=== Data section ===

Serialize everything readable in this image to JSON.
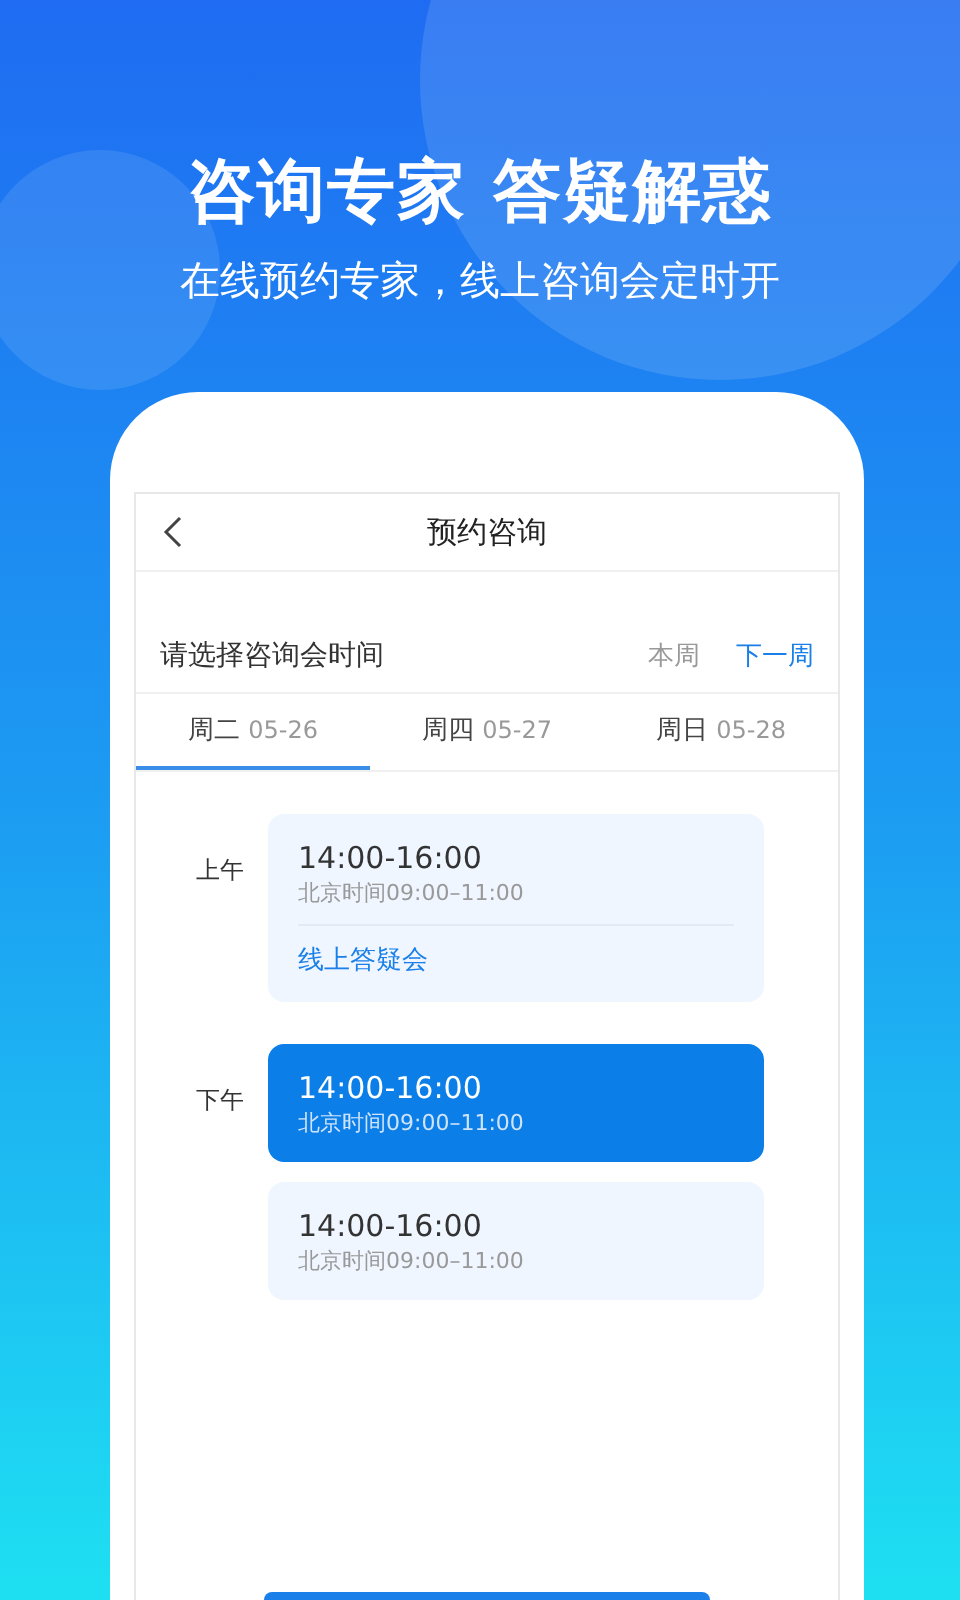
{
  "headline": "咨询专家 答疑解惑",
  "subtitle": "在线预约专家，线上咨询会定时开",
  "screen": {
    "title": "预约咨询",
    "prompt": "请选择咨询会时间",
    "week_options": [
      {
        "label": "本周",
        "selected": false
      },
      {
        "label": "下一周",
        "selected": true
      }
    ],
    "days": [
      {
        "weekday": "周二",
        "date": "05-26",
        "selected": true
      },
      {
        "weekday": "周四",
        "date": "05-27",
        "selected": false
      },
      {
        "weekday": "周日",
        "date": "05-28",
        "selected": false
      }
    ],
    "periods": [
      {
        "label": "上午",
        "slots": [
          {
            "time": "14:00-16:00",
            "local_time": "北京时间09:00–11:00",
            "tag": "线上答疑会",
            "selected": false
          }
        ]
      },
      {
        "label": "下午",
        "slots": [
          {
            "time": "14:00-16:00",
            "local_time": "北京时间09:00–11:00",
            "selected": true
          },
          {
            "time": "14:00-16:00",
            "local_time": "北京时间09:00–11:00",
            "selected": false
          }
        ]
      }
    ]
  }
}
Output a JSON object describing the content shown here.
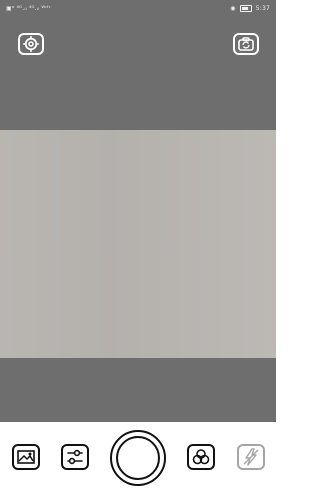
{
  "status_bar": {
    "left_indicators": "▣ᵃ ⁴ᴳ.ᵢₗ ⁴ᴳ.ᵢₗ ᵂᶦᶠᶦ",
    "right_indicators": "◉",
    "time": "5:37"
  },
  "top_controls": {
    "settings_icon": "gear-icon",
    "switch_camera_icon": "camera-switch-icon"
  },
  "bottom_toolbar": {
    "gallery_icon": "image-icon",
    "adjust_icon": "sliders-icon",
    "shutter_icon": "shutter-icon",
    "filters_icon": "filters-icon",
    "flash_icon": "flash-off-icon"
  },
  "colors": {
    "viewfinder": "#6e6e6e",
    "preview_surface": "#b9b6b2",
    "toolbar": "#ffffff"
  }
}
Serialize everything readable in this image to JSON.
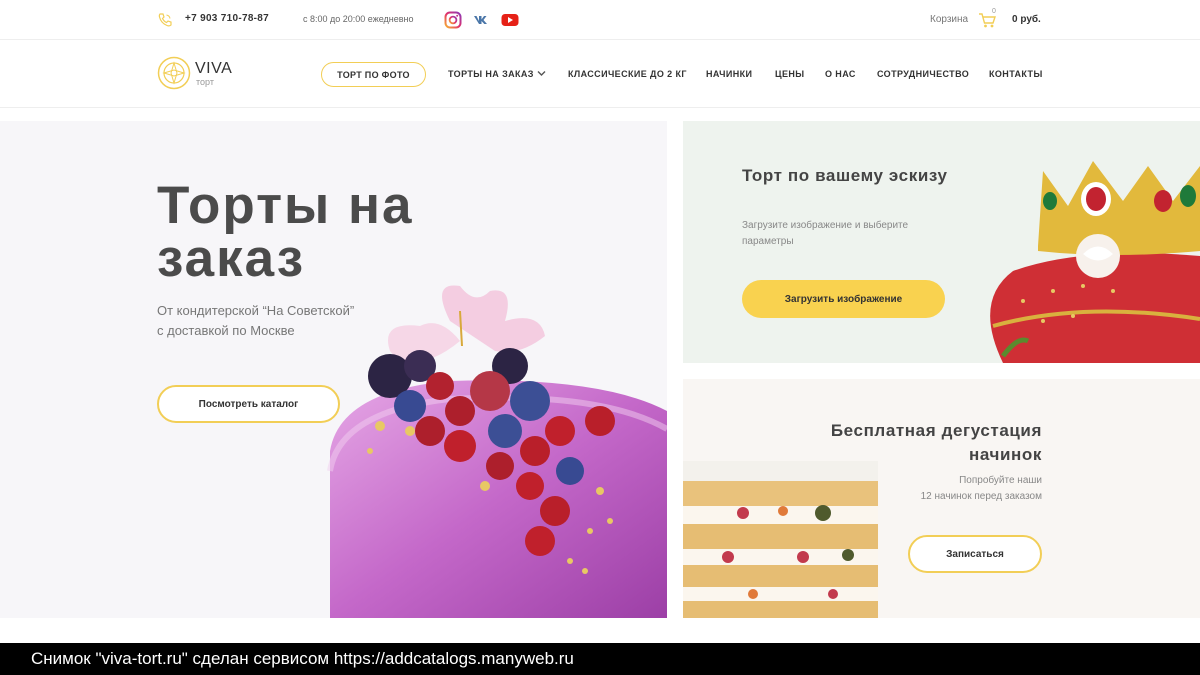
{
  "topbar": {
    "phone": "+7 903 710-78-87",
    "hours": "с 8:00 до 20:00 ежедневно",
    "phone_icon": "phone-icon",
    "socials": [
      "instagram-icon",
      "vk-icon",
      "youtube-icon"
    ],
    "cart_label": "Корзина",
    "cart_count": "0",
    "cart_sum": "0 руб."
  },
  "logo": {
    "title": "VIVA",
    "subtitle": "торт"
  },
  "nav": {
    "photo_cake": "ТОРТ ПО ФОТО",
    "items": [
      "ТОРТЫ НА ЗАКАЗ",
      "КЛАССИЧЕСКИЕ ДО 2 КГ",
      "НАЧИНКИ",
      "ЦЕНЫ",
      "О НАС",
      "СОТРУДНИЧЕСТВО",
      "КОНТАКТЫ"
    ]
  },
  "hero": {
    "title": "Торты на заказ",
    "subtitle_line1": "От кондитерской “На Советской”",
    "subtitle_line2": "с доставкой по Москве",
    "button": "Посмотреть каталог"
  },
  "card_sketch": {
    "title": "Торт по вашему эскизу",
    "text": "Загрузите изображение и выберите параметры",
    "button": "Загрузить изображение"
  },
  "card_tasting": {
    "title": "Бесплатная дегустация начинок",
    "text_line1": "Попробуйте наши",
    "text_line2": "12 начинок перед заказом",
    "button": "Записаться"
  },
  "caption": "Снимок \"viva-tort.ru\" сделан сервисом https://addcatalogs.manyweb.ru",
  "colors": {
    "accent": "#f9d24f",
    "outline": "#f2ce56",
    "text": "#444444",
    "hero_bg": "#f7f6f9",
    "card1_bg": "#eef3ee",
    "card2_bg": "#f9f6f3"
  }
}
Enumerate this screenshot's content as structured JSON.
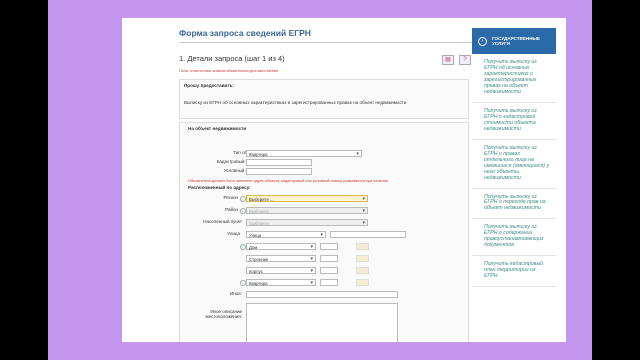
{
  "form": {
    "title": "Форма запроса сведений ЕГРН",
    "step": "1. Детали запроса (шаг 1 из 4)",
    "hint": "Поля, отмеченные знаком   обязательны для заполнения",
    "request_label": "Прошу предоставить:",
    "request_text": "Выписку из ЕГРН об основных характеристиках и зарегистрированных правах на объект недвижимости",
    "section_label": "На объект недвижимости",
    "object_type_label": "Тип объекта:",
    "object_type_value": "Квартира",
    "cadastral_label": "Кадастровый номер:",
    "conditional_label": "Условный номер:",
    "warning": "Обязательно должен быть заполнен адрес объекта, кадастровый или условный номер указывается при наличии",
    "address_label": "Расположенный по адресу:",
    "region_label": "Регион",
    "region_value": "Выберите ...",
    "district_label": "Район",
    "district_value": "Выберите",
    "locality_label": "Населенный пункт",
    "locality_value": "Выберите",
    "street_label": "Улица",
    "street_value": "Улица",
    "house_value": "Дом",
    "building_value": "Строение",
    "corpus_value": "Корпус",
    "flat_value": "Квартира",
    "other_label": "Иное:",
    "desc_label": "Иное описание местоположения:"
  },
  "sidebar": {
    "header": "ГОСУДАРСТВЕННЫЕ УСЛУГИ",
    "items": [
      "Получить выписку из ЕГРН об основных характеристиках и зарегистрированных правах на объект недвижимости",
      "Получить выписку из ЕГРН о кадастровой стоимости объекта недвижимости",
      "Получить выписку из ЕГРН о правах отдельного лица на имевшиеся (имеющиеся) у него объекты недвижимости",
      "Получить выписку из ЕГРН о переходе прав на объект недвижимости",
      "Получить выписку из ЕГРН о содержании правоустанавливающих документов",
      "Получить кадастровый план территории из ЕГРН"
    ]
  },
  "colors": {
    "frame": "#c596ee",
    "accent": "#2a6aa8",
    "link": "#3d8c86",
    "title": "#3a6797",
    "warning": "#cc3333"
  },
  "icons": [
    "print-icon",
    "help-icon",
    "chevron-down-icon",
    "info-icon",
    "circle-arrow-icon"
  ]
}
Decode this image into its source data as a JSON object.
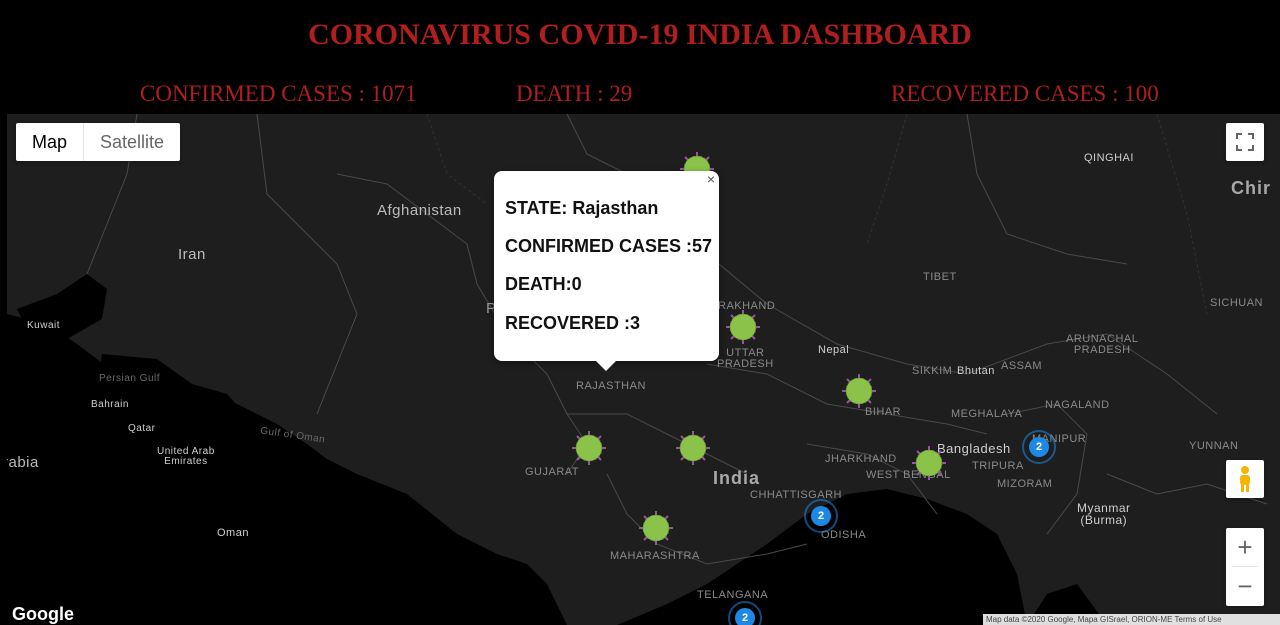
{
  "header": {
    "title": "CORONAVIRUS COVID-19 INDIA DASHBOARD",
    "confirmed": "CONFIRMED CASES : 1071",
    "death": "DEATH : 29",
    "recovered": "RECOVERED CASES : 100"
  },
  "map": {
    "type_map": "Map",
    "type_satellite": "Satellite",
    "zoom_in": "+",
    "zoom_out": "−",
    "google": "Google",
    "attribution": "Map data ©2020 Google, Mapa GISrael, ORION-ME  Terms of Use",
    "labels": {
      "qinghai": "QINGHAI",
      "china": "Chir",
      "afghanistan": "Afghanistan",
      "iran": "Iran",
      "tibet": "TIBET",
      "sichuan": "SICHUAN",
      "kuwait": "Kuwait",
      "uttarakhand": "RAKHAND",
      "arunachal": "ARUNACHAL\nPRADESH",
      "p": "P",
      "nepal": "Nepal",
      "uttar_pradesh": "UTTAR\nPRADESH",
      "persian_gulf": "Persian Gulf",
      "sikkim": "SIKKIM",
      "bhutan": "Bhutan",
      "assam": "ASSAM",
      "rajasthan": "RAJASTHAN",
      "bahrain": "Bahrain",
      "bihar": "BIHAR",
      "meghalaya": "MEGHALAYA",
      "nagaland": "NAGALAND",
      "qatar": "Qatar",
      "gulf_of_oman": "Gulf of Oman",
      "manipur": "MANIPUR",
      "uae": "United Arab\nEmirates",
      "bangladesh": "Bangladesh",
      "yunnan": "YUNNAN",
      "arabia": "rabia",
      "jharkhand": "JHARKHAND",
      "tripura": "TRIPURA",
      "gujarat": "GUJARAT",
      "india": "India",
      "west_bengal": "WEST BENGAL",
      "chhattisgarh": "CHHATTISGARH",
      "mizoram": "MIZORAM",
      "myanmar": "Myanmar\n(Burma)",
      "oman": "Oman",
      "odisha": "ODISHA",
      "maharashtra": "MAHARASHTRA",
      "telangana": "TELANGANA"
    },
    "clusters": [
      "2",
      "2",
      "2"
    ]
  },
  "popup": {
    "state": "STATE: Rajasthan",
    "confirmed": "CONFIRMED CASES :57",
    "death": "DEATH:0",
    "recovered": "RECOVERED :3",
    "close": "×"
  },
  "colors": {
    "accent": "#b01e1e",
    "virus": "#8bc34a",
    "cluster": "#1e88e5"
  }
}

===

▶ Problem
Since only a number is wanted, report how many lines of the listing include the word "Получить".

▶ Your response
6